◆ **Exercise brief**: Records follow. Copy every line with "true".
____
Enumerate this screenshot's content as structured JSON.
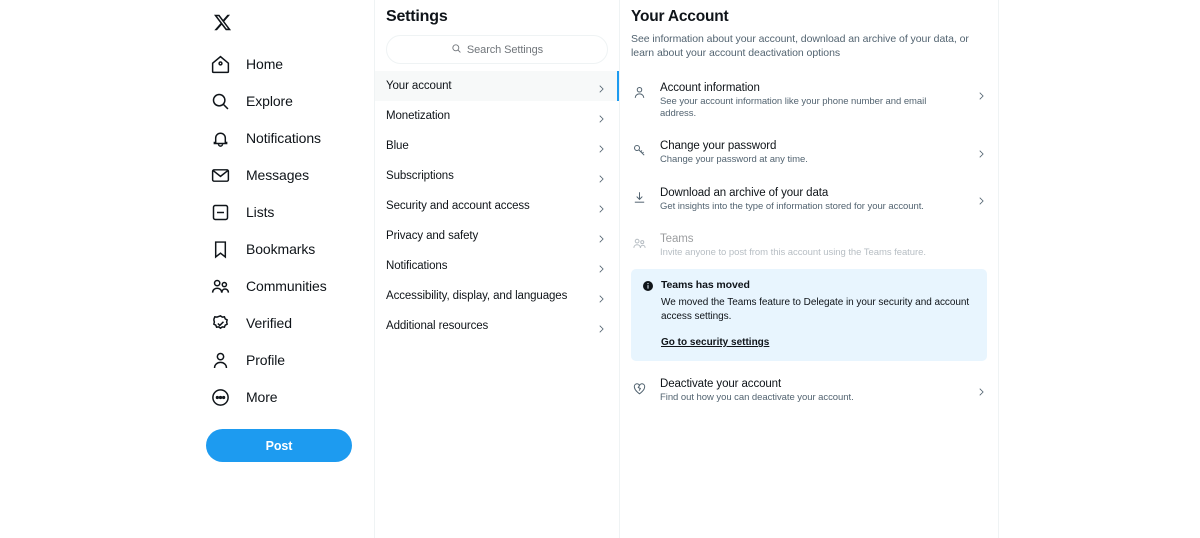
{
  "brand": {
    "logo": "x-logo",
    "accent": "#1d9bf0"
  },
  "sidebar": {
    "items": [
      {
        "label": "Home",
        "icon": "home-icon"
      },
      {
        "label": "Explore",
        "icon": "search-icon"
      },
      {
        "label": "Notifications",
        "icon": "bell-icon"
      },
      {
        "label": "Messages",
        "icon": "envelope-icon"
      },
      {
        "label": "Lists",
        "icon": "lists-icon"
      },
      {
        "label": "Bookmarks",
        "icon": "bookmark-icon"
      },
      {
        "label": "Communities",
        "icon": "communities-icon"
      },
      {
        "label": "Verified",
        "icon": "verified-badge-icon"
      },
      {
        "label": "Profile",
        "icon": "person-icon"
      },
      {
        "label": "More",
        "icon": "more-circle-icon"
      }
    ],
    "post_button": "Post"
  },
  "settings": {
    "title": "Settings",
    "search": {
      "placeholder": "Search Settings",
      "icon": "search-icon"
    },
    "items": [
      {
        "label": "Your account",
        "active": true
      },
      {
        "label": "Monetization",
        "active": false
      },
      {
        "label": "Blue",
        "active": false
      },
      {
        "label": "Subscriptions",
        "active": false
      },
      {
        "label": "Security and account access",
        "active": false
      },
      {
        "label": "Privacy and safety",
        "active": false
      },
      {
        "label": "Notifications",
        "active": false
      },
      {
        "label": "Accessibility, display, and languages",
        "active": false
      },
      {
        "label": "Additional resources",
        "active": false
      }
    ]
  },
  "main": {
    "title": "Your Account",
    "description": "See information about your account, download an archive of your data, or learn about your account deactivation options",
    "options": [
      {
        "title": "Account information",
        "subtitle": "See your account information like your phone number and email address.",
        "icon": "person-icon",
        "disabled": false,
        "chevron": true
      },
      {
        "title": "Change your password",
        "subtitle": "Change your password at any time.",
        "icon": "key-icon",
        "disabled": false,
        "chevron": true
      },
      {
        "title": "Download an archive of your data",
        "subtitle": "Get insights into the type of information stored for your account.",
        "icon": "download-icon",
        "disabled": false,
        "chevron": true
      },
      {
        "title": "Teams",
        "subtitle": "Invite anyone to post from this account using the Teams feature.",
        "icon": "communities-icon",
        "disabled": true,
        "chevron": false
      }
    ],
    "alert": {
      "icon": "info-icon",
      "title": "Teams has moved",
      "body": "We moved the Teams feature to Delegate in your security and account access settings.",
      "link": "Go to security settings",
      "background": "#e8f5fe"
    },
    "deactivate": {
      "title": "Deactivate your account",
      "subtitle": "Find out how you can deactivate your account.",
      "icon": "broken-heart-icon",
      "chevron": true
    }
  }
}
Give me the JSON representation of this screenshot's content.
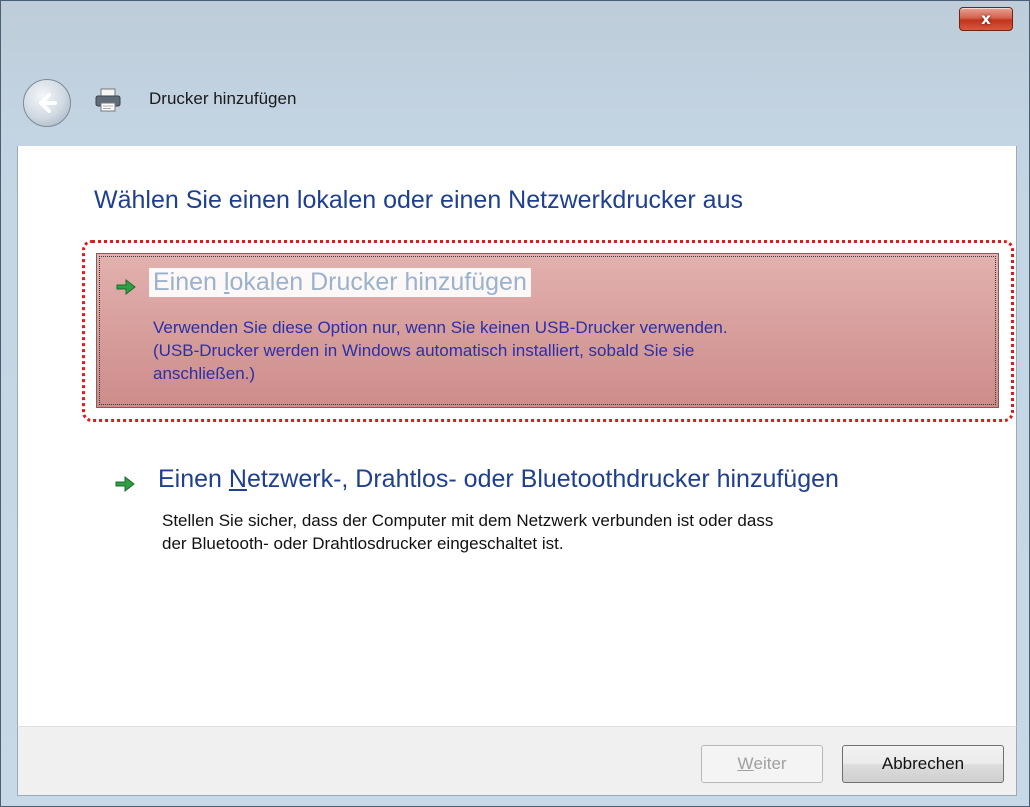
{
  "window": {
    "title": "Drucker hinzufügen",
    "close_label": "x"
  },
  "main": {
    "heading": "Wählen Sie einen lokalen oder einen Netzwerkdrucker aus",
    "options": [
      {
        "title": "Einen lokalen Drucker hinzufügen",
        "access_key": "l",
        "description_lines": [
          "Verwenden Sie diese Option nur, wenn Sie keinen USB-Drucker verwenden.",
          "(USB-Drucker werden in Windows automatisch installiert, sobald Sie sie",
          "anschließen.)"
        ],
        "selected": true
      },
      {
        "title": "Einen Netzwerk-, Drahtlos- oder Bluetoothdrucker hinzufügen",
        "access_key": "N",
        "description_lines": [
          "Stellen Sie sicher, dass der Computer mit dem Netzwerk verbunden ist oder dass",
          "der Bluetooth- oder Drahtlosdrucker eingeschaltet ist."
        ],
        "selected": false
      }
    ]
  },
  "footer": {
    "next_label": "Weiter",
    "next_enabled": false,
    "cancel_label": "Abbrechen"
  },
  "colors": {
    "heading": "#1f3f8f",
    "selected_bg": "#cc8c8a",
    "highlight_ring": "#e01a1a",
    "arrow_green": "#2ea043"
  }
}
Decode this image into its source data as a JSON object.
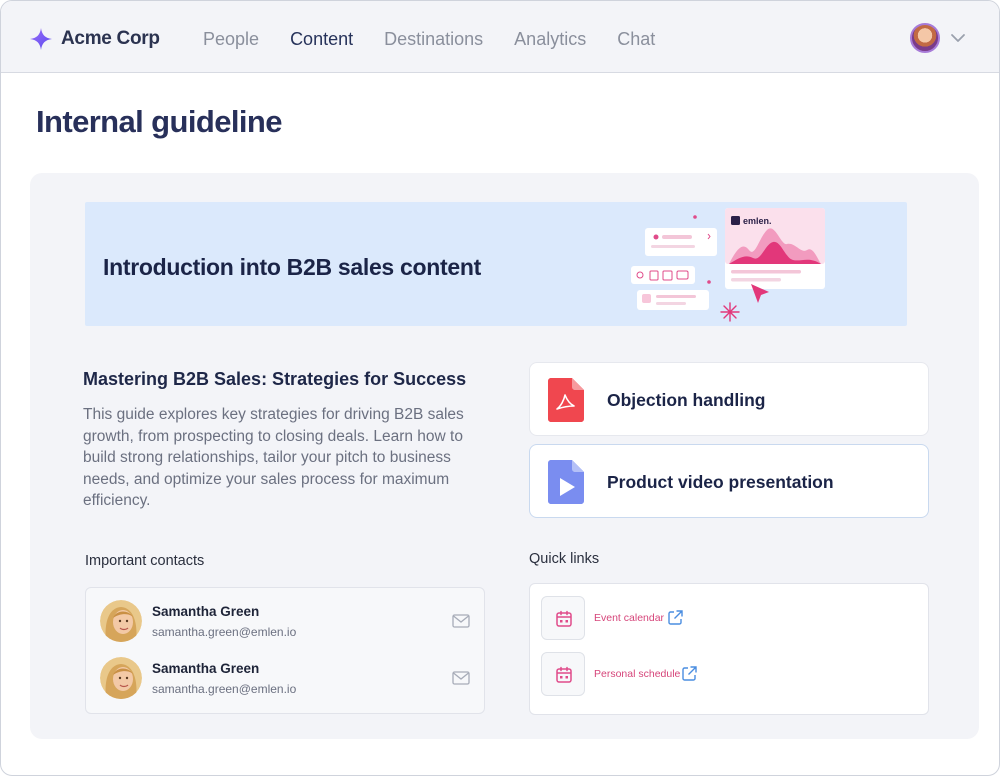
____
◆ **Exercise response**:
        "active": true
        "chevron": true
        "chevron": true
        "chevron": true
        "disabled": true,
      "chevron": true
        "selected": true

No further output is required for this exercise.